Labour questions

Labour MSP Elaine Murray says Scottish Labour will be happy to take part in the Ministerial Cross Party Group.

Labour MSP Elaine Murray
BBC
Labour MSP Elaine Murray

Ms Murray draws the attention of the minister to the approach taken in Wales and asks if powers over NPS should be devolved.

NPS Ministerial Cross Party Group

The community safety minister also announces an invitation to MSPs from across the parties to join him in a Ministerial Cross Party Group on NPS.

Research

Mr Wheelhouse says the Scottish government will shortly be commissioning specific research to enable us to better understand the prevalence and harms of NPS use within specific vulnerable subgroups of the population.

Data collection

The group will also be reviewing existing systems of data collection and information sharing to improve our knowledge on the extent of NPS use and associated harms, says Mr Wheelhouse.

NPS definition

The community safety minister says the NPS evidence group will be working to develop a definition of NPS that can be used consistently across different sectors.

This will assist the courts, forensic experts and those supporting people using NPS, he says.

Legal highs

Mr Wheelhouse says the the biggest difficulty, and perhaps frustration, is that the existing legislative framework enables these substances to remain legal, where not knowingly sold for human consumption.

Legal highs are often sold as bath salts and plant food to avoid drug laws in the UK
StreetDrugs.Org
Legal highs are often sold as bath salts and plant food to avoid drug laws in the UK

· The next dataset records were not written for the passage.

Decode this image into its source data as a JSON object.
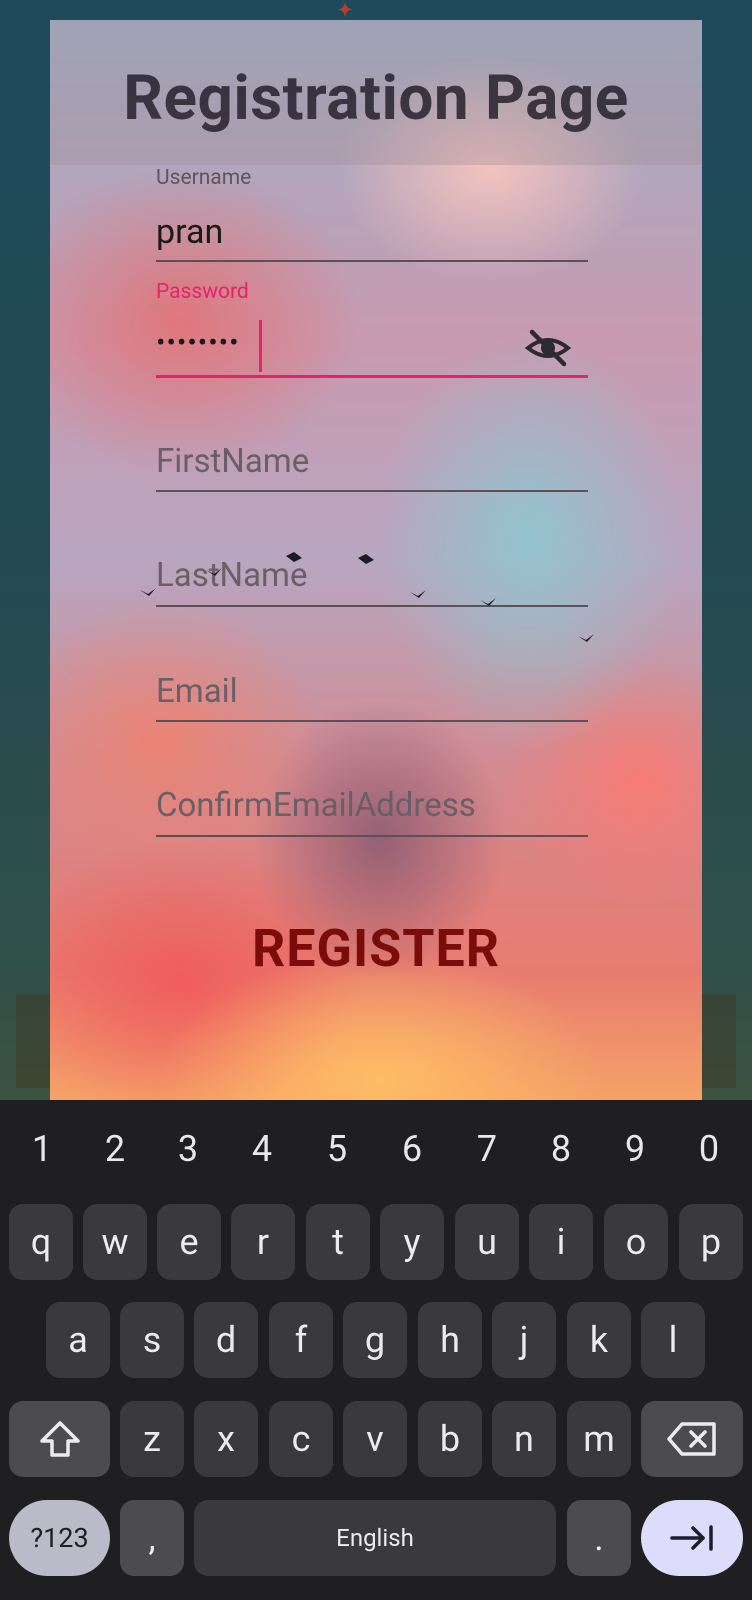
{
  "app": {
    "title": "Registration Page"
  },
  "form": {
    "username": {
      "label": "Username",
      "value": "pran"
    },
    "password": {
      "label": "Password",
      "value": "••••••••",
      "toggle_icon": "eye-off-icon"
    },
    "first_name": {
      "placeholder": "FirstName"
    },
    "last_name": {
      "placeholder": "LastName"
    },
    "email": {
      "placeholder": "Email"
    },
    "confirm_email": {
      "placeholder": "ConfirmEmailAddress"
    },
    "register_label": "REGISTER"
  },
  "keyboard": {
    "numbers": [
      "1",
      "2",
      "3",
      "4",
      "5",
      "6",
      "7",
      "8",
      "9",
      "0"
    ],
    "row1": [
      "q",
      "w",
      "e",
      "r",
      "t",
      "y",
      "u",
      "i",
      "o",
      "p"
    ],
    "row2": [
      "a",
      "s",
      "d",
      "f",
      "g",
      "h",
      "j",
      "k",
      "l"
    ],
    "row3": [
      "z",
      "x",
      "c",
      "v",
      "b",
      "n",
      "m"
    ],
    "symbols_label": "?123",
    "comma_label": ",",
    "space_label": "English",
    "period_label": ".",
    "shift_icon": "shift-icon",
    "backspace_icon": "backspace-icon",
    "enter_icon": "next-icon"
  },
  "colors": {
    "accent": "#e3246d",
    "register_text": "#7a0d0a",
    "keyboard_bg": "#1f1f22",
    "key_bg": "#3a3a3e"
  }
}
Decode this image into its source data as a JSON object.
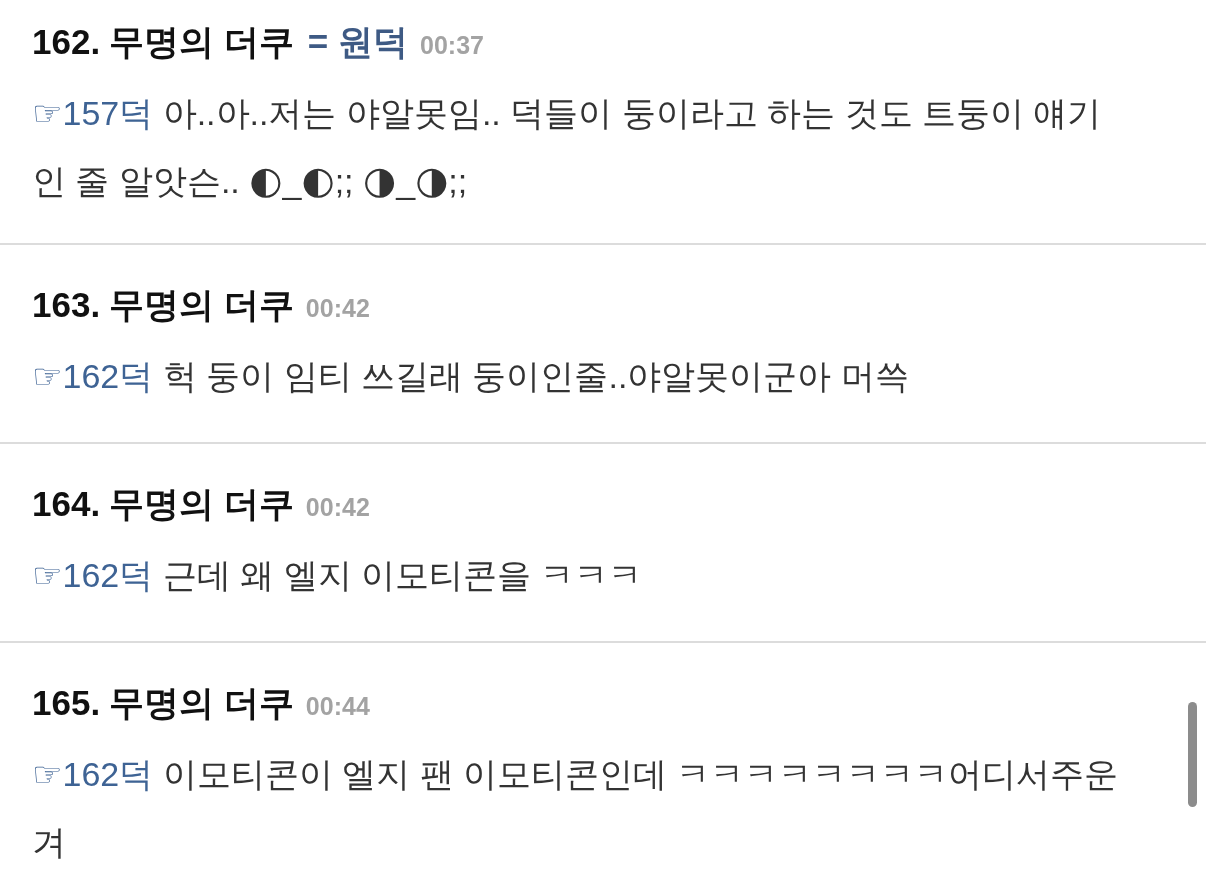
{
  "posts": [
    {
      "number": "162.",
      "author": "무명의 더쿠",
      "author_tag": "= 원덕",
      "time": "00:37",
      "reply_to": "☞157덕",
      "text": "아..아..저는 야알못임.. 덕들이 둥이라고 하는 것도 트둥이 얘기인 줄 알앗슨.. ◐_◐;; ◑_◑;;"
    },
    {
      "number": "163.",
      "author": "무명의 더쿠",
      "time": "00:42",
      "reply_to": "☞162덕",
      "text": "헉 둥이 임티 쓰길래 둥이인줄..야알못이군아 머쓱"
    },
    {
      "number": "164.",
      "author": "무명의 더쿠",
      "time": "00:42",
      "reply_to": "☞162덕",
      "text": "근데 왜 엘지 이모티콘을 ㅋㅋㅋ"
    },
    {
      "number": "165.",
      "author": "무명의 더쿠",
      "time": "00:44",
      "reply_to": "☞162덕",
      "text": "이모티콘이 엘지 팬 이모티콘인데 ㅋㅋㅋㅋㅋㅋㅋㅋ어디서주운겨"
    }
  ]
}
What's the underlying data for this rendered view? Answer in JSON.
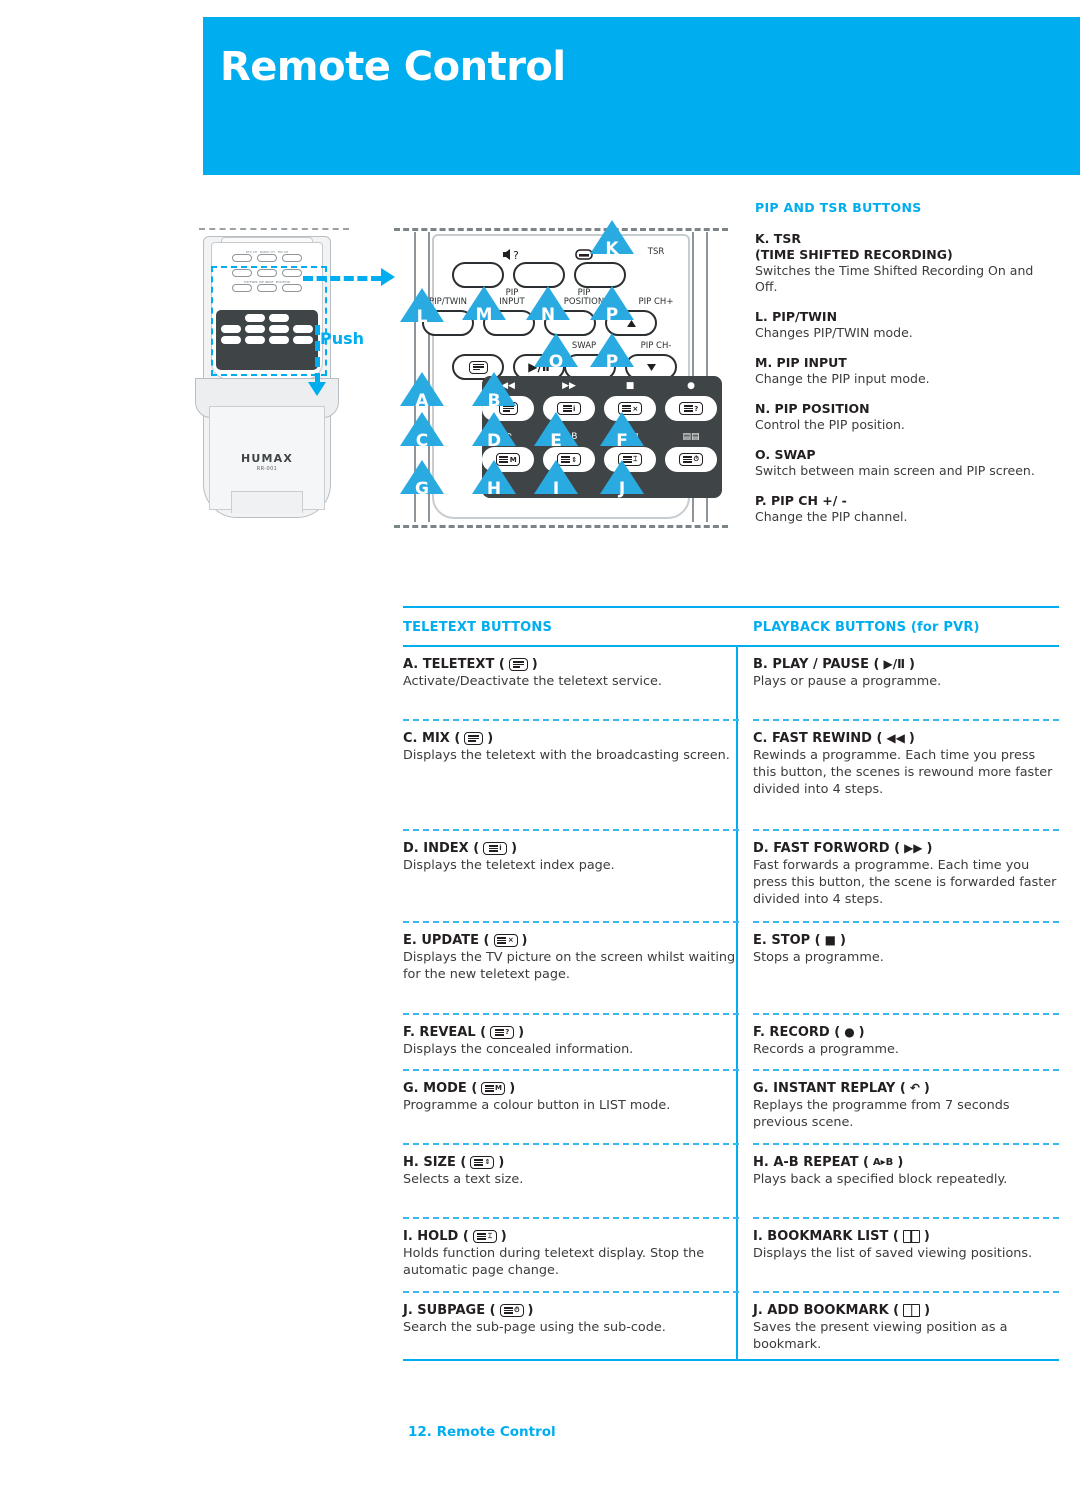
{
  "header": {
    "title": "Remote Control"
  },
  "colors": {
    "brand": "#00ADEF",
    "marker": "#29ABE2",
    "dark_pad": "#3F4447",
    "text": "#231F20"
  },
  "remote_small": {
    "brand_logo": "HUMAX",
    "model": "RR-001",
    "push_label": "Push"
  },
  "remote_diagram": {
    "labels": {
      "mute": "?",
      "tsr": "TSR",
      "pip_twin": "PIP/TWIN",
      "pip_input_1": "PIP",
      "pip_input_2": "INPUT",
      "pip_position_1": "PIP",
      "pip_position_2": "POSITION",
      "pip_ch_plus": "PIP CH+",
      "swap": "SWAP",
      "pip_ch_minus": "PIP CH-",
      "ab": "A▸B",
      "play_pause": "▶/Ⅱ"
    },
    "markers": [
      "A",
      "B",
      "C",
      "D",
      "E",
      "F",
      "G",
      "H",
      "I",
      "J",
      "K",
      "L",
      "M",
      "N",
      "O",
      "P"
    ]
  },
  "pip_tsr": {
    "heading": "PIP AND TSR BUTTONS",
    "items": [
      {
        "title": "K. TSR",
        "title2": "(TIME SHIFTED RECORDING)",
        "desc": "Switches the Time Shifted Recording On and Off."
      },
      {
        "title": "L. PIP/TWIN",
        "desc": "Changes PIP/TWIN mode."
      },
      {
        "title": "M. PIP INPUT",
        "desc": "Change the PIP input mode."
      },
      {
        "title": "N. PIP POSITION",
        "desc": "Control the PIP position."
      },
      {
        "title": "O. SWAP",
        "desc": "Switch between main screen and PIP screen."
      },
      {
        "title": "P. PIP CH +/ -",
        "desc": "Change the PIP channel."
      }
    ]
  },
  "table": {
    "headers": {
      "left": "TELETEXT BUTTONS",
      "right": "PLAYBACK BUTTONS (for PVR)"
    },
    "teletext": [
      {
        "label": "A. TELETEXT (",
        "close": ")",
        "icon": "teletext-icon",
        "desc": "Activate/Deactivate the teletext service."
      },
      {
        "label": "C. MIX (",
        "close": ")",
        "icon": "mix-icon",
        "desc": "Displays the teletext with the broadcasting screen."
      },
      {
        "label": "D. INDEX (",
        "close": ")",
        "icon": "index-icon",
        "desc": "Displays the teletext index page."
      },
      {
        "label": "E. UPDATE (",
        "close": ")",
        "icon": "update-icon",
        "desc": "Displays the TV picture on the screen whilst waiting for the new teletext page."
      },
      {
        "label": "F. REVEAL (",
        "close": ")",
        "icon": "reveal-icon",
        "desc": "Displays the concealed information."
      },
      {
        "label": "G. MODE (",
        "close": ")",
        "icon": "mode-icon",
        "desc": "Programme a colour button in LIST mode."
      },
      {
        "label": "H. SIZE (",
        "close": ")",
        "icon": "size-icon",
        "desc": "Selects a text size."
      },
      {
        "label": "I. HOLD (",
        "close": ")",
        "icon": "hold-icon",
        "desc": "Holds function during teletext display. Stop the automatic page change."
      },
      {
        "label": "J. SUBPAGE (",
        "close": ")",
        "icon": "subpage-icon",
        "desc": "Search the sub-page using the sub-code."
      }
    ],
    "playback": [
      {
        "label": "B. PLAY / PAUSE (",
        "close": ")",
        "icon": "play-pause-icon",
        "glyph": "▶/Ⅱ",
        "desc": "Plays or pause a programme."
      },
      {
        "label": "C. FAST REWIND (",
        "close": ")",
        "icon": "fast-rewind-icon",
        "glyph": "◀◀",
        "desc": "Rewinds a programme. Each time you press this button, the scenes is rewound more faster divided into 4 steps."
      },
      {
        "label": "D. FAST FORWORD (",
        "close": ")",
        "icon": "fast-forward-icon",
        "glyph": "▶▶",
        "desc": "Fast forwards a programme. Each time you press this button, the scene is forwarded faster divided into 4 steps."
      },
      {
        "label": "E. STOP (",
        "close": ")",
        "icon": "stop-icon",
        "glyph": "■",
        "desc": "Stops a programme."
      },
      {
        "label": "F. RECORD (",
        "close": ")",
        "icon": "record-icon",
        "glyph": "●",
        "desc": "Records a programme."
      },
      {
        "label": "G. INSTANT REPLAY (",
        "close": ")",
        "icon": "instant-replay-icon",
        "glyph": "↶",
        "desc": "Replays the programme from 7 seconds previous scene."
      },
      {
        "label": "H. A-B REPEAT (",
        "close": ")",
        "icon": "ab-repeat-icon",
        "glyph": "A▸B",
        "desc": "Plays back a specified block repeatedly."
      },
      {
        "label": "I. BOOKMARK LIST (",
        "close": ")",
        "icon": "bookmark-list-icon",
        "glyph": "",
        "desc": "Displays the list of saved viewing positions."
      },
      {
        "label": "J. ADD BOOKMARK (",
        "close": ")",
        "icon": "add-bookmark-icon",
        "glyph": "",
        "desc": "Saves the present viewing position as a bookmark."
      }
    ]
  },
  "footer": {
    "text": "12. Remote Control"
  }
}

They therefore do not come under the traditional radar of the Misuse of Drugs Act, on which we have relied to control drugs.